> [DATA FOR THE TASK]:
────────────────────

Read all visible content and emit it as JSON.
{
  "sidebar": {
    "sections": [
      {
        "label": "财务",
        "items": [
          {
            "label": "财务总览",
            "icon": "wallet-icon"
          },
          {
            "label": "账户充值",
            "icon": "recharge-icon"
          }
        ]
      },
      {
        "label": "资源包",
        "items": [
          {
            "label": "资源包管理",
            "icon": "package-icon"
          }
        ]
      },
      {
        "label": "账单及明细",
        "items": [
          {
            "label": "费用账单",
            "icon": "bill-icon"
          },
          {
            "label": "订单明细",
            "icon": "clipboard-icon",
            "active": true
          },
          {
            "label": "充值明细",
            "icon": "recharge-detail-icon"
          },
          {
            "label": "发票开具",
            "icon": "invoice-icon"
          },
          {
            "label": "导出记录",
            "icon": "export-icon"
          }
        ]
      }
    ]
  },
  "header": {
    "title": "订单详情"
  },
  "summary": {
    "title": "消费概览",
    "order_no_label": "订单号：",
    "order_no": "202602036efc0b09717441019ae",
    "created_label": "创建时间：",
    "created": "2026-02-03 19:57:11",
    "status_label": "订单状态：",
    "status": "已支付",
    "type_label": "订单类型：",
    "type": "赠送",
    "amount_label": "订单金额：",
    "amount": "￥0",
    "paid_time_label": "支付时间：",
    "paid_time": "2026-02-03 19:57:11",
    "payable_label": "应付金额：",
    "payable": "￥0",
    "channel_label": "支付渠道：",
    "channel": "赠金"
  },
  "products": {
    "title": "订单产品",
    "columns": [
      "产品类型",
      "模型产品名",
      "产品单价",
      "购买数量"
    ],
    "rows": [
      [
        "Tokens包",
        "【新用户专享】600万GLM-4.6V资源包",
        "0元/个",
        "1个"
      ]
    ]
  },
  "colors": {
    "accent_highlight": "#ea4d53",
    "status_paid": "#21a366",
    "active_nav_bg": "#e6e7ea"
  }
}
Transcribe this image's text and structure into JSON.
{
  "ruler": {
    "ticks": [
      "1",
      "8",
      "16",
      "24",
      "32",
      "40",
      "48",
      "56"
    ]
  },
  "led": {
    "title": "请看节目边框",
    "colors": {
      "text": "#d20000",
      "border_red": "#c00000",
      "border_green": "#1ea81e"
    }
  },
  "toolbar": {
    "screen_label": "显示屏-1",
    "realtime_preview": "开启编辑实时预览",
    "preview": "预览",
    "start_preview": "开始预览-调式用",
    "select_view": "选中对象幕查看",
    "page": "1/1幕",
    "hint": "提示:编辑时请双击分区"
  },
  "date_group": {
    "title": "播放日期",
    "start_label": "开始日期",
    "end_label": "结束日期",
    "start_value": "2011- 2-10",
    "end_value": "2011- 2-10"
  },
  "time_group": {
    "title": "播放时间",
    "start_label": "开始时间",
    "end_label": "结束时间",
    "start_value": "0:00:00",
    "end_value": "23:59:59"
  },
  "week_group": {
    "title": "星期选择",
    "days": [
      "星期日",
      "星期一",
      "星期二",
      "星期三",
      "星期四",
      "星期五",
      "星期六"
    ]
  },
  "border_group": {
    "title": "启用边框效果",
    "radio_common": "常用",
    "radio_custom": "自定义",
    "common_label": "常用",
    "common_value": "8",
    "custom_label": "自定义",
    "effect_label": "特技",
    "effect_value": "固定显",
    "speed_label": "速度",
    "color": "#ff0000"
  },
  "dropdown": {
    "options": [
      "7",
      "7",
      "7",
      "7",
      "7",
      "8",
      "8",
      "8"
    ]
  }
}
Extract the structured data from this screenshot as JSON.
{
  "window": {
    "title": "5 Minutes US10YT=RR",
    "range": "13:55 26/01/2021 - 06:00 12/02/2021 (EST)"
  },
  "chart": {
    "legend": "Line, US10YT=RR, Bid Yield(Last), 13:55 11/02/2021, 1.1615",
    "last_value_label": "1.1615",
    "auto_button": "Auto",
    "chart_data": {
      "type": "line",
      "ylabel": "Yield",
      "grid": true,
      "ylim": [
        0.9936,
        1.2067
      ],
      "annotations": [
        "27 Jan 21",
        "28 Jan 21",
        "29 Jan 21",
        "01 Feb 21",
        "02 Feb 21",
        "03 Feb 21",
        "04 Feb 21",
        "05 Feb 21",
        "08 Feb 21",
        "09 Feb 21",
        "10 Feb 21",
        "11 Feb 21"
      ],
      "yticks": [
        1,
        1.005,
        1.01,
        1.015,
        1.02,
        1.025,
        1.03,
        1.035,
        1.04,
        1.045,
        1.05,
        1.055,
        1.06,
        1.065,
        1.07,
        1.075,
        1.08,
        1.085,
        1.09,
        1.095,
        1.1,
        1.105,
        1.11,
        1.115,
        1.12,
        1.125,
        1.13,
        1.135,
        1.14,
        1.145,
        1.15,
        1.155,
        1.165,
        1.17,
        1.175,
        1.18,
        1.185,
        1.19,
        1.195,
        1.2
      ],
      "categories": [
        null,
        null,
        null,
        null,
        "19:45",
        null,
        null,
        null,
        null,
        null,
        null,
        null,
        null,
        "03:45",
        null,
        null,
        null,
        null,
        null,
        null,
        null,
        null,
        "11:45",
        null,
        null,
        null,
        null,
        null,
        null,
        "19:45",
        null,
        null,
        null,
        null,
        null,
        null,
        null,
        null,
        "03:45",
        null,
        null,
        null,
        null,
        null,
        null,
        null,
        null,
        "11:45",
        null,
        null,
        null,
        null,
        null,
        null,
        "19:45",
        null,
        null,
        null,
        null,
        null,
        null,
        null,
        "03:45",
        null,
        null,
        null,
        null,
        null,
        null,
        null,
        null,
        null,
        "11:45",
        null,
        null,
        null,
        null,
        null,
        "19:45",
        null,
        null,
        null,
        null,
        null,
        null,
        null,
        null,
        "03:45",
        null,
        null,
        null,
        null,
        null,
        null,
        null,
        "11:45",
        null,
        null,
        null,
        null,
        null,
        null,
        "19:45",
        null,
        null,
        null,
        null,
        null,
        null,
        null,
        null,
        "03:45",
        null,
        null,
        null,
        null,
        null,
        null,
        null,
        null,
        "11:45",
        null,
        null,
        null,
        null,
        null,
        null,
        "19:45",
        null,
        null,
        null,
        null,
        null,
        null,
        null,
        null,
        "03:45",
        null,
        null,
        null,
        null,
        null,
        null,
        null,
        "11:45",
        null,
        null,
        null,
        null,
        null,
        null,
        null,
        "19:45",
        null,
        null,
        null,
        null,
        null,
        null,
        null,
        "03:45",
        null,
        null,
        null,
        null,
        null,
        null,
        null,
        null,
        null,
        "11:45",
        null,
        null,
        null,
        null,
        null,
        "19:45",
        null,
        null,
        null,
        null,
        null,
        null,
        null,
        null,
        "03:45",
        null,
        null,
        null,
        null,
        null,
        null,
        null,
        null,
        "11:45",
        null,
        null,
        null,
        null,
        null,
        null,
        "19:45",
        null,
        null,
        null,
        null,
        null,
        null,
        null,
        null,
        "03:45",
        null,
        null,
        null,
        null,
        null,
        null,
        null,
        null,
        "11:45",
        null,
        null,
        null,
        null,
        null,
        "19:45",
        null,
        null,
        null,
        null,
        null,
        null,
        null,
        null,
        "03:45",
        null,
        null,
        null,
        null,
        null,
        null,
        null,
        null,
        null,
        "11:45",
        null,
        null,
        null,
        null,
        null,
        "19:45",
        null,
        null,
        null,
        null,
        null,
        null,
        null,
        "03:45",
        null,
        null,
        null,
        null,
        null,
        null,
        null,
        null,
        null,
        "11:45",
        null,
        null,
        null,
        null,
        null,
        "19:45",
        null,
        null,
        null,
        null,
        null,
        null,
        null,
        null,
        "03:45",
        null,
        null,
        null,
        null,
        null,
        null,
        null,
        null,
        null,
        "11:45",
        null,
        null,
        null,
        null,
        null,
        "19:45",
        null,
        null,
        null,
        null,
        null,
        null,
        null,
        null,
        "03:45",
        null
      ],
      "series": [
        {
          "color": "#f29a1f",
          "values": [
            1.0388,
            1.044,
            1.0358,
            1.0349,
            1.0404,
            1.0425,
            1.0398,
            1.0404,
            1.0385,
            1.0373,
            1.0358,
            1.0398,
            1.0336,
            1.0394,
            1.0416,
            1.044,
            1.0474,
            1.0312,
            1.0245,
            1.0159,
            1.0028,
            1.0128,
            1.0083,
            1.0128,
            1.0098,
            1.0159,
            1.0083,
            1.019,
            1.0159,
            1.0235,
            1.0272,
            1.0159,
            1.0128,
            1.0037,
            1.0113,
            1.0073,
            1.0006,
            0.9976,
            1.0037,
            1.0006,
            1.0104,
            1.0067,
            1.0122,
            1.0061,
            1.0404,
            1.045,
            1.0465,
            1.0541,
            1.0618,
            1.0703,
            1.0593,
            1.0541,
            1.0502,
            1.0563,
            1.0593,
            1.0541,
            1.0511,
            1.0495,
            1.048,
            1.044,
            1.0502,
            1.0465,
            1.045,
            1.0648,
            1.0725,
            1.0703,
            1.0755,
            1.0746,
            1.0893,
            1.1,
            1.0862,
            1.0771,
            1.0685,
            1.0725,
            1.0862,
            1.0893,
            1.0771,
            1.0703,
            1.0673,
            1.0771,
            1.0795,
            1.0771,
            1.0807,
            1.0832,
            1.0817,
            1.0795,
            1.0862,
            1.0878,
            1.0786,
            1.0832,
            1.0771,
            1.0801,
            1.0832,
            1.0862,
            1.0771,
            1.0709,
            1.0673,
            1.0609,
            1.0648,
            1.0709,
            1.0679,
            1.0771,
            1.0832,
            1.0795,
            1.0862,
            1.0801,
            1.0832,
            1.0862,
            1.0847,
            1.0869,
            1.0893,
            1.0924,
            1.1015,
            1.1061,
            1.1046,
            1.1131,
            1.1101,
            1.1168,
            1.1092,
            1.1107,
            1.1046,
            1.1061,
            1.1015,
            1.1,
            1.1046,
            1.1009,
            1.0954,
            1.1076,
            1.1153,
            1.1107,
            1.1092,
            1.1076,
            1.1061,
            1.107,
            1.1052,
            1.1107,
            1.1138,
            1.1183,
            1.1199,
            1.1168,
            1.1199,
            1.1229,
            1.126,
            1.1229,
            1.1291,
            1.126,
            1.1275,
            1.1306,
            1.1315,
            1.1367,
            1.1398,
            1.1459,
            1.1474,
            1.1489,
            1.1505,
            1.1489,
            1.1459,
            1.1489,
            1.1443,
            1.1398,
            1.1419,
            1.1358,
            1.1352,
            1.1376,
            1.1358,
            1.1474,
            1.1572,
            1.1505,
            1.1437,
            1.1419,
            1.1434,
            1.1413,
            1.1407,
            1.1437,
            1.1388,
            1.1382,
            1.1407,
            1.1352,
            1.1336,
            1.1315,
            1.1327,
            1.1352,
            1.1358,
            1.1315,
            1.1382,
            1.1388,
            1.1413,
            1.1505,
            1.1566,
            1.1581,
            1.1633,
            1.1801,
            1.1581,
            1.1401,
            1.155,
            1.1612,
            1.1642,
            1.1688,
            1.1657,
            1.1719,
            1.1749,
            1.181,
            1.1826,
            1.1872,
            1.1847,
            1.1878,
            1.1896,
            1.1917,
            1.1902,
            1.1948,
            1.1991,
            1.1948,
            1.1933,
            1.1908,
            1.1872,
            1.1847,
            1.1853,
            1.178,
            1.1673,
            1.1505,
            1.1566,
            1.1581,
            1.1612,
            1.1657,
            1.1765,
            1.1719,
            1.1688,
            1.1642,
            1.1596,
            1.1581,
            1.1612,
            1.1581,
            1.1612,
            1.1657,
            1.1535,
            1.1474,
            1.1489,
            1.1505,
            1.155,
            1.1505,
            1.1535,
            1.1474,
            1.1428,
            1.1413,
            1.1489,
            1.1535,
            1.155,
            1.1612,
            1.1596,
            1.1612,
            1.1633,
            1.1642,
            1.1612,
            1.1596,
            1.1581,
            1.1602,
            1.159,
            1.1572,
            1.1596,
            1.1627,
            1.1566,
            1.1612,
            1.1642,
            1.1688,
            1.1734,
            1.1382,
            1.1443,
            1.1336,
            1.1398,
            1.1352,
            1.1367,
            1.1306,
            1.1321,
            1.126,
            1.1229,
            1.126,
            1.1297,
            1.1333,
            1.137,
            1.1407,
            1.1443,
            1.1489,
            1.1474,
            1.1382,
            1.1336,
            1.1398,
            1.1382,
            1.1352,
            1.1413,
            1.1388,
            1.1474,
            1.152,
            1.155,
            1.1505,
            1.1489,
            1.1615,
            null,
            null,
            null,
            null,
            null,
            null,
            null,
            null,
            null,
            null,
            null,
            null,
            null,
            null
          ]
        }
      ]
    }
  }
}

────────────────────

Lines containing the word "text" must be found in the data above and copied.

Transcribe this image's text and structure into JSON.
      "text": "#d20000",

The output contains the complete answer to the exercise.